## DATA SHOWN:
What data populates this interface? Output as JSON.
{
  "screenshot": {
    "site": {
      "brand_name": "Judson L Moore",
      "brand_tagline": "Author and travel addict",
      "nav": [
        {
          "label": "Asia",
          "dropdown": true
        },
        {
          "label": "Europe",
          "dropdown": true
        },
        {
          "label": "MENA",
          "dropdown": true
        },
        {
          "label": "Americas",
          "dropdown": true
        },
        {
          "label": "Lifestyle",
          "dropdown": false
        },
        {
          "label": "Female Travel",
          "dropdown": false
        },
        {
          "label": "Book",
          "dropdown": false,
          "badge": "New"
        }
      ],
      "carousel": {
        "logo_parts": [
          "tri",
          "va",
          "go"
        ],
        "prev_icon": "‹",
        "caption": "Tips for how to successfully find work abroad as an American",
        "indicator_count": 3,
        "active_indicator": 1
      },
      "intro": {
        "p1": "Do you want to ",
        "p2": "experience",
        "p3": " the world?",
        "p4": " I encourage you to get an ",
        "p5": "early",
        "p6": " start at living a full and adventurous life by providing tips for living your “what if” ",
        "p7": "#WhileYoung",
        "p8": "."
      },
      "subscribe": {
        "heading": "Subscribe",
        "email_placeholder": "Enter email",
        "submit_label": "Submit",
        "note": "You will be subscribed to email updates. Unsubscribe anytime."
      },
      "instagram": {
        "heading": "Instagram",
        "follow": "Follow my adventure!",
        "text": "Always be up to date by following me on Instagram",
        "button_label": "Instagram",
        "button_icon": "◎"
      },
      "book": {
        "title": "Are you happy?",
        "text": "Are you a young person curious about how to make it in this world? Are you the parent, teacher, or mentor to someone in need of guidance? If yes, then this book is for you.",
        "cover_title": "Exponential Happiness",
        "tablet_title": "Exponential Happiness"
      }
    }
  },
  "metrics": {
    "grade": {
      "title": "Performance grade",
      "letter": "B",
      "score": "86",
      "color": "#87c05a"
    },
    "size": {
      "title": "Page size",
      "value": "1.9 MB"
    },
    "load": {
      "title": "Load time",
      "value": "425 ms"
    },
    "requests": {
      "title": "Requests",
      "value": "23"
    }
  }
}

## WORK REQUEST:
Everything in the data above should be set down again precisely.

## WRITTEN ANSWER:
What data populates this interface? Output as JSON.
{
  "screenshot": {
    "site": {
      "brand_name": "Judson L Moore",
      "brand_tagline": "Author and travel addict",
      "nav": [
        {
          "label": "Asia",
          "dropdown": true
        },
        {
          "label": "Europe",
          "dropdown": true
        },
        {
          "label": "MENA",
          "dropdown": true
        },
        {
          "label": "Americas",
          "dropdown": true
        },
        {
          "label": "Lifestyle",
          "dropdown": false
        },
        {
          "label": "Female Travel",
          "dropdown": false
        },
        {
          "label": "Book",
          "dropdown": false,
          "badge": "New"
        }
      ],
      "carousel": {
        "logo_parts": [
          "tri",
          "va",
          "go"
        ],
        "prev_icon": "‹",
        "caption": "Tips for how to successfully find work abroad as an American",
        "indicator_count": 3,
        "active_indicator": 1
      },
      "intro": {
        "p1": "Do you want to ",
        "p2": "experience",
        "p3": " the world?",
        "p4": " I encourage you to get an ",
        "p5": "early",
        "p6": " start at living a full and adventurous life by providing tips for living your “what if” ",
        "p7": "#WhileYoung",
        "p8": "."
      },
      "subscribe": {
        "heading": "Subscribe",
        "email_placeholder": "Enter email",
        "submit_label": "Submit",
        "note": "You will be subscribed to email updates. Unsubscribe anytime."
      },
      "instagram": {
        "heading": "Instagram",
        "follow": "Follow my adventure!",
        "text": "Always be up to date by following me on Instagram",
        "button_label": "Instagram",
        "button_icon": "◎"
      },
      "book": {
        "title": "Are you happy?",
        "text": "Are you a young person curious about how to make it in this world? Are you the parent, teacher, or mentor to someone in need of guidance? If yes, then this book is for you.",
        "cover_title": "Exponential Happiness",
        "tablet_title": "Exponential Happiness"
      }
    }
  },
  "metrics": {
    "grade": {
      "title": "Performance grade",
      "letter": "B",
      "score": "86",
      "color": "#87c05a"
    },
    "size": {
      "title": "Page size",
      "value": "1.9 MB"
    },
    "load": {
      "title": "Load time",
      "value": "425 ms"
    },
    "requests": {
      "title": "Requests",
      "value": "23"
    }
  }
}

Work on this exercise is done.